HIST 2133

HIST 2133

Course information provided by the Courses of Study 2019-2020.

In this sophomore seminar, we will explore cultural, political, and social debates in China's transition from an early modern empire to a republic, and then from a vanguard of world revolution to a post-communist party-state. Through examining primary sources in various forms (treatise, speech, and film), we will focus on issues such as Confucianism, Western-inspired cultural and legal concepts, nationalism, communism, feminism, liberalism, as well as indigenous understandings and appropriations of imported -isms. The course is organized around four debates: those between constitutional reformers and revolutionaries at turn of the 20th century; between New Culture radicals and statist reformers in the 1920s and 1930s; between politicians who resorted to social and political revolutions to "save China" and writers who believed in the transformative power of "culture;" and between liberals and "leftist" intellectuals in post-1989 China; with an interlude addressing the 1960s and the 1970s, when dissenting voices were encouraged in some ways and brutally suppressed in others. Students will participate in four debates organized at the end of each 3-week section. Each student will submit four short response papers on the four social debates the course covers. In consultation with the instructor, each student will choose a social debate from modern China that is NOT addressed in the classroom, developing a historiographical paper as his/her final essay. There is no prerequisite, but pre-acquired knowledge in Chinese history and civilization is helpful.

When Offered Spring.

Breadth Requirement (GB)
Distribution Category (HA-AS)

View Enrollment Information

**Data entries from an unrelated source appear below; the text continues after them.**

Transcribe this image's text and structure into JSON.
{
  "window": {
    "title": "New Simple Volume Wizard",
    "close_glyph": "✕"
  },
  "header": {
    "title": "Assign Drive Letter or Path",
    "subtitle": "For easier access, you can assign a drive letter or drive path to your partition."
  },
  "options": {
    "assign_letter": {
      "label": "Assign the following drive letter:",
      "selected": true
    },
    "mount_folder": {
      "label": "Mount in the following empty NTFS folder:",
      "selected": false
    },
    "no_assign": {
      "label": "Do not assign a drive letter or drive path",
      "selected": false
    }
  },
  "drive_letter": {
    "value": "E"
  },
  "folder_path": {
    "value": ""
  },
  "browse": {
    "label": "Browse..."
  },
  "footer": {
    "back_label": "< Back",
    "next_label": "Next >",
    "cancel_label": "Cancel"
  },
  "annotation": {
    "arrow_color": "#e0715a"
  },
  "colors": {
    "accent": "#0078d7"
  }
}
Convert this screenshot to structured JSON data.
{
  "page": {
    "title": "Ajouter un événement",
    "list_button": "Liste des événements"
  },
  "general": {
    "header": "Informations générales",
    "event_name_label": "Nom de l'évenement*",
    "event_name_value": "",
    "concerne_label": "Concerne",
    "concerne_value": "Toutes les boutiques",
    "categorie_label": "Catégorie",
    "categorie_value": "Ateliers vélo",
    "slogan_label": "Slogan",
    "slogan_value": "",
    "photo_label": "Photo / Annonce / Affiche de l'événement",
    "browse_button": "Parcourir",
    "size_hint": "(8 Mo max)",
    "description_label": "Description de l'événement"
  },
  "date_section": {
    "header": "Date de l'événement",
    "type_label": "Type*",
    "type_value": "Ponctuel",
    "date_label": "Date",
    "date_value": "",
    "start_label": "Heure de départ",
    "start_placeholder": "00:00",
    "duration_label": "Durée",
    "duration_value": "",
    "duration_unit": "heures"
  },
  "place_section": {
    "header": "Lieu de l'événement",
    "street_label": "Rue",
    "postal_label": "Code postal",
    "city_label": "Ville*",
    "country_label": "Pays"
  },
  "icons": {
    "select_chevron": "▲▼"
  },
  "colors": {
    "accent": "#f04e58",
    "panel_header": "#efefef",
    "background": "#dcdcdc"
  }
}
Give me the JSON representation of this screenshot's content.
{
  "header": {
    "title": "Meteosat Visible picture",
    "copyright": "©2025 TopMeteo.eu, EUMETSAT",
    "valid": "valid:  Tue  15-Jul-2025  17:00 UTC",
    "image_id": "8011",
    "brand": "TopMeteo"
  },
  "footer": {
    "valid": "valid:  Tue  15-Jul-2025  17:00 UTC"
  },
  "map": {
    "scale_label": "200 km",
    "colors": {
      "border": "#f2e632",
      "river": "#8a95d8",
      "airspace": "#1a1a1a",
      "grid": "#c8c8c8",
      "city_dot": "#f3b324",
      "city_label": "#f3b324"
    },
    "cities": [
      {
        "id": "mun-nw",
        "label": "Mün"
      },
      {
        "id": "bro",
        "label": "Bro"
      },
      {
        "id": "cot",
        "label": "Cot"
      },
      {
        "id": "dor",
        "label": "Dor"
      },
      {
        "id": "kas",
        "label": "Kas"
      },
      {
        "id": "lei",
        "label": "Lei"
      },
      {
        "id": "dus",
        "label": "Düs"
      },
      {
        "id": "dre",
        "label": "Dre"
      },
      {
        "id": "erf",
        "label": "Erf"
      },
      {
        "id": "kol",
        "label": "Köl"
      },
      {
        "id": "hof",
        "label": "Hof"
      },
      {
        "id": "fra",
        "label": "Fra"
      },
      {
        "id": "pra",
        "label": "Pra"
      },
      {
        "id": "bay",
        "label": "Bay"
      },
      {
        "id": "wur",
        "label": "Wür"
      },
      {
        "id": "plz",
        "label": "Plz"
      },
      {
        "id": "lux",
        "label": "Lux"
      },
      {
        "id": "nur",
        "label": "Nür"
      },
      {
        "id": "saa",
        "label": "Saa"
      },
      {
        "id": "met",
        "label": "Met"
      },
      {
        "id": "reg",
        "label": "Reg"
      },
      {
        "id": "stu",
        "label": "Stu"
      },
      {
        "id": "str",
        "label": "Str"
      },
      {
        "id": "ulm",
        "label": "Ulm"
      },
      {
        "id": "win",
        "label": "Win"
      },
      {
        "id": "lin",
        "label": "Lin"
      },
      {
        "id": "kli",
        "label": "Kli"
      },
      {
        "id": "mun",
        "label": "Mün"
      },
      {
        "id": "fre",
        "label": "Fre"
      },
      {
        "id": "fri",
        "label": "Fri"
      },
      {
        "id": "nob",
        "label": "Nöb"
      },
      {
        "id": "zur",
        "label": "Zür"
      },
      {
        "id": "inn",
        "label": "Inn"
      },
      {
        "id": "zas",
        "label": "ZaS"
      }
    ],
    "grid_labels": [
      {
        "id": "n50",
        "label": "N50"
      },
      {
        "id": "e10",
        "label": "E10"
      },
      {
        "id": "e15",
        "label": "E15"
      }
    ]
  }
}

Enrollment Information
Syllabi: 1 available
  •   Regular Academic Session.  Combined with: ASIAN 2283CAPS 2133

  • 4 Credits Stdnt Opt

  • 16862HIST 2133  SEM 101